Home and Away’s Melissa George plays Alison an experienced yet still amateur mountain climber who leads a group of friends on a hike in the Scottish Highlands, all is going as expected when the tiniest of noises alerts them to a pipe buried in the ground; further investigation leads to the horrifying discovery of a little Eastern European girl who can not speak English but, it transpires, has been kidnapped and trapped in a box buried in the mountain’s wildness.
Unfortunately for Alison and her companions their attempts to rescue the child do not go unnoticed and they find themselves pursued by dangerous and vengeful masochists back across the Highlands as they attempt to bring the girl to safety.
What is most striking about this movie is its realism, not only are the characters thorough and distinct but the visuals; particularly the violence. The movie has a really believable visceral sense to it. This is not a movie for those with a weak stomach as these characters show the impact a ten foot fall would have on a real person as opposed to the invincible action heroes of most adventure movies.

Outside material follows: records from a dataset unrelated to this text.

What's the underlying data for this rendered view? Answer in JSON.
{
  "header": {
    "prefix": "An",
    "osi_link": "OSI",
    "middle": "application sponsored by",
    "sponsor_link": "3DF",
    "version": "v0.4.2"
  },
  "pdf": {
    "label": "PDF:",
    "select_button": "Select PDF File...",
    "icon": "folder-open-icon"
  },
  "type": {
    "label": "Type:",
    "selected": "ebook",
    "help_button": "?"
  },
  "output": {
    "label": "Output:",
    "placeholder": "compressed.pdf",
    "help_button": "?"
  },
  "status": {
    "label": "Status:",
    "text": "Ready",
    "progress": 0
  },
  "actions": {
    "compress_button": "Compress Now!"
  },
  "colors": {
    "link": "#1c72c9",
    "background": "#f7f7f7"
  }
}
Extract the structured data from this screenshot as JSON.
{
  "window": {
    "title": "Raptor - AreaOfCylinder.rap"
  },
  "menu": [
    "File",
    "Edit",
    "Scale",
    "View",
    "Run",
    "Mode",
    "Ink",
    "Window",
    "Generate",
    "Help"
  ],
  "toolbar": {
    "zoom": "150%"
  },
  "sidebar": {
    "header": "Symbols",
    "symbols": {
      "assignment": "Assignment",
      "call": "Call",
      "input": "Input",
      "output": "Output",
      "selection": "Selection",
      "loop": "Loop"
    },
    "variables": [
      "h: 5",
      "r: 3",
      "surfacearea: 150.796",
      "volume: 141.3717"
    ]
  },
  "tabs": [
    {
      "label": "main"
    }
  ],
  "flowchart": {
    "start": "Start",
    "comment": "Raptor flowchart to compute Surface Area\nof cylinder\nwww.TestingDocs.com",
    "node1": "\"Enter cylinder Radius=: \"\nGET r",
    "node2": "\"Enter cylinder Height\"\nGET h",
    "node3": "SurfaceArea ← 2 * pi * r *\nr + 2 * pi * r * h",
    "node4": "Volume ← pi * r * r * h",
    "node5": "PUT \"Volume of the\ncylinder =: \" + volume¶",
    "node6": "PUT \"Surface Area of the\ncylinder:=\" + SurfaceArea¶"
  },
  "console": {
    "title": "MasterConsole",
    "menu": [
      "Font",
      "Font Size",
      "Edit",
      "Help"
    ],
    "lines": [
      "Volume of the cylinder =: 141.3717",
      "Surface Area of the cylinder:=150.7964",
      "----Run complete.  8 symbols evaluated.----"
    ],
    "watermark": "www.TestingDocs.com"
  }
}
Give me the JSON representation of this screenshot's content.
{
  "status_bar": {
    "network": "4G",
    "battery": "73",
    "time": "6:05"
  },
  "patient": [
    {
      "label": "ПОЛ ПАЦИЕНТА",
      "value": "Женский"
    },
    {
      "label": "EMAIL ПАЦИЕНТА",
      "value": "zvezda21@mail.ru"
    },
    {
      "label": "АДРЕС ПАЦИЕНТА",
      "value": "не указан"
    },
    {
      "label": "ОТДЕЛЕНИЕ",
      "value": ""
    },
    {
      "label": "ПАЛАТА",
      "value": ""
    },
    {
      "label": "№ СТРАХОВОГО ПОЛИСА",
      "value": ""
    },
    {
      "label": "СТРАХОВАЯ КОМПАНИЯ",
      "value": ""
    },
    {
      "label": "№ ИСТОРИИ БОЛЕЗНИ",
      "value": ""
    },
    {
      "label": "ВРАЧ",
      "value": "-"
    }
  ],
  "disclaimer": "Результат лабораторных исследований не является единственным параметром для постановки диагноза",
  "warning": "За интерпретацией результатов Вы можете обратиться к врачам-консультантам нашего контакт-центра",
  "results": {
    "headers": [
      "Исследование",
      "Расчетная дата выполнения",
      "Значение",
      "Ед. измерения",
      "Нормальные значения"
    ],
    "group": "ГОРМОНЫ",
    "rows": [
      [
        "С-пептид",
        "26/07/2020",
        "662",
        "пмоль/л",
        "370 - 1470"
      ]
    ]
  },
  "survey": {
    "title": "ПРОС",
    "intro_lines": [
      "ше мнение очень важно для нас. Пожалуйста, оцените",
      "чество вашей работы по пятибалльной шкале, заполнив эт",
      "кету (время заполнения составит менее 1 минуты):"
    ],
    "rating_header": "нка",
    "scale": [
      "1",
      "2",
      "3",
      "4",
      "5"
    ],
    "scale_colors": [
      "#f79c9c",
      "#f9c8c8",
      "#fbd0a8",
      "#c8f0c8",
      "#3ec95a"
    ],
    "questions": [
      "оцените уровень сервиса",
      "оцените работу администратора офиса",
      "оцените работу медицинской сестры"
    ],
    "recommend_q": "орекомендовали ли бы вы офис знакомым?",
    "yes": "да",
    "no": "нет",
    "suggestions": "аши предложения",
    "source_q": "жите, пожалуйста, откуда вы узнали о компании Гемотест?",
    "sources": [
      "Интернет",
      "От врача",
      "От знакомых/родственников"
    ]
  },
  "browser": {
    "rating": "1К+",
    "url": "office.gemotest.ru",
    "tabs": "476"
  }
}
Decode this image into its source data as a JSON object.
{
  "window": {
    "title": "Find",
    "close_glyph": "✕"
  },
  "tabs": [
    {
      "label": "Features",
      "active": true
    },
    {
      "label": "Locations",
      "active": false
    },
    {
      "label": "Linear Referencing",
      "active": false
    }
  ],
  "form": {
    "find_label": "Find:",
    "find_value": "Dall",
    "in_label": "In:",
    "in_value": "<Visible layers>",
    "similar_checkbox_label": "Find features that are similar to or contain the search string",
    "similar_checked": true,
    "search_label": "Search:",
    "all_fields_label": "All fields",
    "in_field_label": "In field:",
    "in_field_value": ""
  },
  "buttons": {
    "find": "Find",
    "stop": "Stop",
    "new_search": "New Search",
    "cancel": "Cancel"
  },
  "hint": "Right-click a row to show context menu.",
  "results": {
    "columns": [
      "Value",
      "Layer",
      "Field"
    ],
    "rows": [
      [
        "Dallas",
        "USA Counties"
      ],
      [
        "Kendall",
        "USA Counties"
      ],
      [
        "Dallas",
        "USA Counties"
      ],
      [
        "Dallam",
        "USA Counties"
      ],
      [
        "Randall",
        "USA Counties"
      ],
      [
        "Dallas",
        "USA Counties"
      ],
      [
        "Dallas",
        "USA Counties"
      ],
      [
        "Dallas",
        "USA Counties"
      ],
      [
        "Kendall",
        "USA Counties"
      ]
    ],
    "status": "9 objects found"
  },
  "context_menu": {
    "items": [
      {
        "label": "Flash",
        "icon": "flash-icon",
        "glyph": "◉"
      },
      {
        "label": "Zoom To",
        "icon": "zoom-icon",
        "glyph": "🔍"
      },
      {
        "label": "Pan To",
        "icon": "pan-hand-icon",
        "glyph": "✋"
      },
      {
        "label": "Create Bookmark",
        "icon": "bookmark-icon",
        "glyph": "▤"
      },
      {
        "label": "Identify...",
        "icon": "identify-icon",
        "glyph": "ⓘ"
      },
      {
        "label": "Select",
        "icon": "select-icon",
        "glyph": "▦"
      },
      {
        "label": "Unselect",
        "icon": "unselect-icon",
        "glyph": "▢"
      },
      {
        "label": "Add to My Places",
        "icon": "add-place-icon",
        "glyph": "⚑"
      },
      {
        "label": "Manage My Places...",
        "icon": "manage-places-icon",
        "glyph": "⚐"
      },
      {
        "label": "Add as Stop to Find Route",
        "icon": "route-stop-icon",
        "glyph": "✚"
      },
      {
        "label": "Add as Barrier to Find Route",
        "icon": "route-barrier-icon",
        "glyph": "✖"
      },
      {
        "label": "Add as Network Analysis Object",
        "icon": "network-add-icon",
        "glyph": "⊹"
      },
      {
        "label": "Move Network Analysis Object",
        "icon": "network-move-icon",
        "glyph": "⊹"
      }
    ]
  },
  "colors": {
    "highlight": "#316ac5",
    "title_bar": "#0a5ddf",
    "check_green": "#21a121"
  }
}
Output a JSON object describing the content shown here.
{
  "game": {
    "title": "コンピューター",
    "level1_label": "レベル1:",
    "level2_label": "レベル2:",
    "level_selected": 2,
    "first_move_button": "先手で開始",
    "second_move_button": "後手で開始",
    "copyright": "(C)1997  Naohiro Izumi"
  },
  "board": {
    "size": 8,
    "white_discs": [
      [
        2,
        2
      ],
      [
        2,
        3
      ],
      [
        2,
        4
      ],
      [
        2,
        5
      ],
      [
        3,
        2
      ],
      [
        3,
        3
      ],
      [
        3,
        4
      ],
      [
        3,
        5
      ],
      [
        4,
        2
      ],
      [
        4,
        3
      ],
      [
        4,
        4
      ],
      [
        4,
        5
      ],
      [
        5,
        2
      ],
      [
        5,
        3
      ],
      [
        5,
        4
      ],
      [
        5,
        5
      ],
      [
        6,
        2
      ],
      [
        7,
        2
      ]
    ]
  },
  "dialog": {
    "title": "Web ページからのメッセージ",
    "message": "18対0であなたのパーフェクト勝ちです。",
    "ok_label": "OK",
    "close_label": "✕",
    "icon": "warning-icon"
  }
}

A Lonely Place to Die is an adventure movie at it’s heart, it has a lot of the traits of the teenage horror/survival movie but I have to say that I personally found this twist on the genre far scarier and more disturbing than any movie that sees a bunch of vapid teenagers chased by a slasher or a inbred hillbilly. This movie has more in common with Deliverance with its genuine tension and fear than any teenage survival/pursuit movie could ever have.
Visually the movie is surprisingly accomplished, the digital photography complementing the fantastic landscapes incredibly well, all culminating in a strong sense of isolation that adds to the well paced suspense and thriller feel of the piece.
Easily one of the best and most surprising movies of the year.